- _Dataset entries_:
◆ ◆ ◆

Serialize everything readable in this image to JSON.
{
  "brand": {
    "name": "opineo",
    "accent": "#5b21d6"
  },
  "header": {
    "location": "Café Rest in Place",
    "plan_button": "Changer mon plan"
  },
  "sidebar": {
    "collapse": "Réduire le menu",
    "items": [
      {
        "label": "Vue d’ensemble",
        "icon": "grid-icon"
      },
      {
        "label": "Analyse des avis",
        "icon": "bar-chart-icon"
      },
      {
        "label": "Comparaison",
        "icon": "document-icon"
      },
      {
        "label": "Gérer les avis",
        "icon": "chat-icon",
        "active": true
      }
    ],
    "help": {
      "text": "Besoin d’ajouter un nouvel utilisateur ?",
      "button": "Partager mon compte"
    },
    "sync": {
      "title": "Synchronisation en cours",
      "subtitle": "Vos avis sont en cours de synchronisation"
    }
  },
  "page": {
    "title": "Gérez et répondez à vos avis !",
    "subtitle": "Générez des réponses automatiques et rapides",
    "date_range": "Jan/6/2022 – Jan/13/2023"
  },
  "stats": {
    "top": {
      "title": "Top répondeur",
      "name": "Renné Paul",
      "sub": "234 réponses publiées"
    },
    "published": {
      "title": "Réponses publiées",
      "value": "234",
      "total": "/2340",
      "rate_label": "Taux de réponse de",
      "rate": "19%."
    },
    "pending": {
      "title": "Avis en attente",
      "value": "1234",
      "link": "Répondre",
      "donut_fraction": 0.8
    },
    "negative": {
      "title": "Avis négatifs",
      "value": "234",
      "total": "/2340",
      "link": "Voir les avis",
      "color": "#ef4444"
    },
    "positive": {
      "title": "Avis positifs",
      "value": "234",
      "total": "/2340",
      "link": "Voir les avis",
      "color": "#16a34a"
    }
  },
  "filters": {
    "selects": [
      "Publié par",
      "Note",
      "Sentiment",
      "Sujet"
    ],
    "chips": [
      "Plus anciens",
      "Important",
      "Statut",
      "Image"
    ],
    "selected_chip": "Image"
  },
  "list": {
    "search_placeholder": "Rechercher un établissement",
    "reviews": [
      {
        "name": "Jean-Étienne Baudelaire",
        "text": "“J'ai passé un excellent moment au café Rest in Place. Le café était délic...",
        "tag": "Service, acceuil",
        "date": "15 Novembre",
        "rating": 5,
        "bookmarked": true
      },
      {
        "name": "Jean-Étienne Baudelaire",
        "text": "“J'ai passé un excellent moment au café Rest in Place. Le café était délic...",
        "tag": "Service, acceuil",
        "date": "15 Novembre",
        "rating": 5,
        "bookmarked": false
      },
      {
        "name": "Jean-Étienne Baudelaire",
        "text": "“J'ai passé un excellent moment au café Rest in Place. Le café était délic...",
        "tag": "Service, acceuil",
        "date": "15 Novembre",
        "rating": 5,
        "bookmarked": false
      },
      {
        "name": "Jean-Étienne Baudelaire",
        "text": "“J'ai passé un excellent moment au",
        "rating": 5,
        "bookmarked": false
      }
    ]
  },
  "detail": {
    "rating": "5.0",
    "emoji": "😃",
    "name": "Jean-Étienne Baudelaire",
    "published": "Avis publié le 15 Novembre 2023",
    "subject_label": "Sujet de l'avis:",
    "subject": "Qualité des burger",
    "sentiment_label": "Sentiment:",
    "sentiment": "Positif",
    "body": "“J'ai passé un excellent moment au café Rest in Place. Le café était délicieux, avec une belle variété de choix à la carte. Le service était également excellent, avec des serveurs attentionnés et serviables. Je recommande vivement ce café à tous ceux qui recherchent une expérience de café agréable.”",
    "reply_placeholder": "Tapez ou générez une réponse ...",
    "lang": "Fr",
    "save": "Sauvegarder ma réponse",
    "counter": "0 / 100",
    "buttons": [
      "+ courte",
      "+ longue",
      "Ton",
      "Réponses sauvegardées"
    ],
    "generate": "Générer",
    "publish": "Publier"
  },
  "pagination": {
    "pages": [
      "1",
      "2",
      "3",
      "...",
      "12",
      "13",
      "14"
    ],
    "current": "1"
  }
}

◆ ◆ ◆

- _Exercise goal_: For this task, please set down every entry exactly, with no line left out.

- _Response to this exercise_:
Serialize everything readable in this image to JSON.
{
  "brand": {
    "name": "opineo",
    "accent": "#5b21d6"
  },
  "header": {
    "location": "Café Rest in Place",
    "plan_button": "Changer mon plan"
  },
  "sidebar": {
    "collapse": "Réduire le menu",
    "items": [
      {
        "label": "Vue d’ensemble",
        "icon": "grid-icon"
      },
      {
        "label": "Analyse des avis",
        "icon": "bar-chart-icon"
      },
      {
        "label": "Comparaison",
        "icon": "document-icon"
      },
      {
        "label": "Gérer les avis",
        "icon": "chat-icon",
        "active": true
      }
    ],
    "help": {
      "text": "Besoin d’ajouter un nouvel utilisateur ?",
      "button": "Partager mon compte"
    },
    "sync": {
      "title": "Synchronisation en cours",
      "subtitle": "Vos avis sont en cours de synchronisation"
    }
  },
  "page": {
    "title": "Gérez et répondez à vos avis !",
    "subtitle": "Générez des réponses automatiques et rapides",
    "date_range": "Jan/6/2022 – Jan/13/2023"
  },
  "stats": {
    "top": {
      "title": "Top répondeur",
      "name": "Renné Paul",
      "sub": "234 réponses publiées"
    },
    "published": {
      "title": "Réponses publiées",
      "value": "234",
      "total": "/2340",
      "rate_label": "Taux de réponse de",
      "rate": "19%."
    },
    "pending": {
      "title": "Avis en attente",
      "value": "1234",
      "link": "Répondre",
      "donut_fraction": 0.8
    },
    "negative": {
      "title": "Avis négatifs",
      "value": "234",
      "total": "/2340",
      "link": "Voir les avis",
      "color": "#ef4444"
    },
    "positive": {
      "title": "Avis positifs",
      "value": "234",
      "total": "/2340",
      "link": "Voir les avis",
      "color": "#16a34a"
    }
  },
  "filters": {
    "selects": [
      "Publié par",
      "Note",
      "Sentiment",
      "Sujet"
    ],
    "chips": [
      "Plus anciens",
      "Important",
      "Statut",
      "Image"
    ],
    "selected_chip": "Image"
  },
  "list": {
    "search_placeholder": "Rechercher un établissement",
    "reviews": [
      {
        "name": "Jean-Étienne Baudelaire",
        "text": "“J'ai passé un excellent moment au café Rest in Place. Le café était délic...",
        "tag": "Service, acceuil",
        "date": "15 Novembre",
        "rating": 5,
        "bookmarked": true
      },
      {
        "name": "Jean-Étienne Baudelaire",
        "text": "“J'ai passé un excellent moment au café Rest in Place. Le café était délic...",
        "tag": "Service, acceuil",
        "date": "15 Novembre",
        "rating": 5,
        "bookmarked": false
      },
      {
        "name": "Jean-Étienne Baudelaire",
        "text": "“J'ai passé un excellent moment au café Rest in Place. Le café était délic...",
        "tag": "Service, acceuil",
        "date": "15 Novembre",
        "rating": 5,
        "bookmarked": false
      },
      {
        "name": "Jean-Étienne Baudelaire",
        "text": "“J'ai passé un excellent moment au",
        "rating": 5,
        "bookmarked": false
      }
    ]
  },
  "detail": {
    "rating": "5.0",
    "emoji": "😃",
    "name": "Jean-Étienne Baudelaire",
    "published": "Avis publié le 15 Novembre 2023",
    "subject_label": "Sujet de l'avis:",
    "subject": "Qualité des burger",
    "sentiment_label": "Sentiment:",
    "sentiment": "Positif",
    "body": "“J'ai passé un excellent moment au café Rest in Place. Le café était délicieux, avec une belle variété de choix à la carte. Le service était également excellent, avec des serveurs attentionnés et serviables. Je recommande vivement ce café à tous ceux qui recherchent une expérience de café agréable.”",
    "reply_placeholder": "Tapez ou générez une réponse ...",
    "lang": "Fr",
    "save": "Sauvegarder ma réponse",
    "counter": "0 / 100",
    "buttons": [
      "+ courte",
      "+ longue",
      "Ton",
      "Réponses sauvegardées"
    ],
    "generate": "Générer",
    "publish": "Publier"
  },
  "pagination": {
    "pages": [
      "1",
      "2",
      "3",
      "...",
      "12",
      "13",
      "14"
    ],
    "current": "1"
  }
}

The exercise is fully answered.